Clarke, the president's counterterrorism coordinator at the time of the Sept. 11, 2001 attacks, was disinclined to accept a senior position in the new Homeland Security Department and planned to retire after three decades with the government, these people said. He has not yet solicited an outside job, they said.
These people, working both inside and outside government, spoke on condition of anonymity but said Clarke personally described his plans to them. Clarke did not return telephone calls from The Associated Press over three days.
Clarke, currently the nation's top cybersecurity adviser, is best known for his success in identifying emerging issues and outlasting his critics. He has focused most recently on preventing disruptions to important computer networks from Internet attacks. But he has tempered warnings about a "digital Pearl Harbor" after some industry experts mocked them as overblown.

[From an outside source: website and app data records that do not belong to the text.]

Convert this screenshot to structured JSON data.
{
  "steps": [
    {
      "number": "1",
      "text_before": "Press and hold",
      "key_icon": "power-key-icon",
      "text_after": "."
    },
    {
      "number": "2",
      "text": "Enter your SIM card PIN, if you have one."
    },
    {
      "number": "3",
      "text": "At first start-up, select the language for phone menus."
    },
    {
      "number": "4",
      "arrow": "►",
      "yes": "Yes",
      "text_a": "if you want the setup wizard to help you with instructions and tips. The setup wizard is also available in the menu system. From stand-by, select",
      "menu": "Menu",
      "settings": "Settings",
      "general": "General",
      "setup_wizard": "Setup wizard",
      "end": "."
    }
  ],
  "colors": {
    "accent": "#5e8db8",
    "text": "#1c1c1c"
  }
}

With much of the White House evacuated for safety in the hours after the Sept. 11 attacks, Clarke worked in the situation room there with National Security Adviser Condoleezza Rice and Vice President Dick Cheney as stunned leaders planned what to do next. His supporters said Clarke played a central role in the unprecedented decision to quickly ground the nation's airliners.
Clarke previously led the government's secretive Counterterrorism and Security Group, made up of senior officials from the FBI, CIA, Justice Department and armed services, who met several times each week to discuss foreign threats.
"It was really the engine room of the anti-terrorism effort," said Sandy Berger, Clinton's former national security adviser and Clarke's former boss. "He's not an easy guy. He's very demanding. More than once people would come to me and complain, but that's why I wanted Dick in that job: He was pushing the bureaucracy."
Clarke also had the ear of President Clinton about the risks from a biological attack, years before anthrax poisoned the U.S. mail.
"Dick was the single most effective person I worked with in the federal government," said Jonathan M. Winer, a former deputy assistant secretary of state. "When he was given the authority, he would stay with something every day until it got done. He's efficient and tough-minded. I never saw anyone else as good."
Clarke is known for his aggressive--sometimes abrasive--personality and for his willingness to bypass bureaucratic channels. Under Clinton, he was known to contact Special Forces and other military commanders in the field directly, irritating the Joint Chiefs at the Pentagon.
Clarke was "a bulldog of a bureaucrat," wrote former national security adviser Anthony Lake in a book two years ago. He said Clarke has "a bluntness toward those at his level that has not earned him universal affection."
Some senior CIA officials under Clinton complained that Clarke pressed them to launch covert programs without adequate preparation or study, said Vincent Cannistraro, a former CIA counterterrorism chief.
"He gave the impression he was somewhat of a cowboy," Cannistraro said. "There was no love lost between Clarke and the CIA."
Clarke managed largely to avoid Washington's finger-pointing over failures to anticipate the Sept. 11 attacks, even though he was the top counterterrorism adviser and he was replaced by the White House in that role less than one month later.
"Dick in both the Clinton and Bush administrations was the voice pushing this forward, calling out about the dangers," said William Wechsler, a former director for transnational threats on the National Security Council.
"There's an easy reason why no one is pointing the finger at him."
The security council's director for counterterrorism under Clinton, Daniel Benjamin, described Clarke as "a visionary in terms of pushing hard to recognize the dangers of al Qaeda; certainly the new administration should have attended to his thoughts a little more."
Clarke already has submitted his resignation letter to the president, one person said. Clarke is among the country's longest-serving White House staffers, hired in 1992 from the State Department to deal with threats from terrorism and narcotics.
A spokeswoman, Tiffany Olson, said Clarke, who reports to Rice and Homeland Security chief Tom Ridge, hasn't told White House staff at the President's Critical Infrastructure Protection Board that he plans to leave.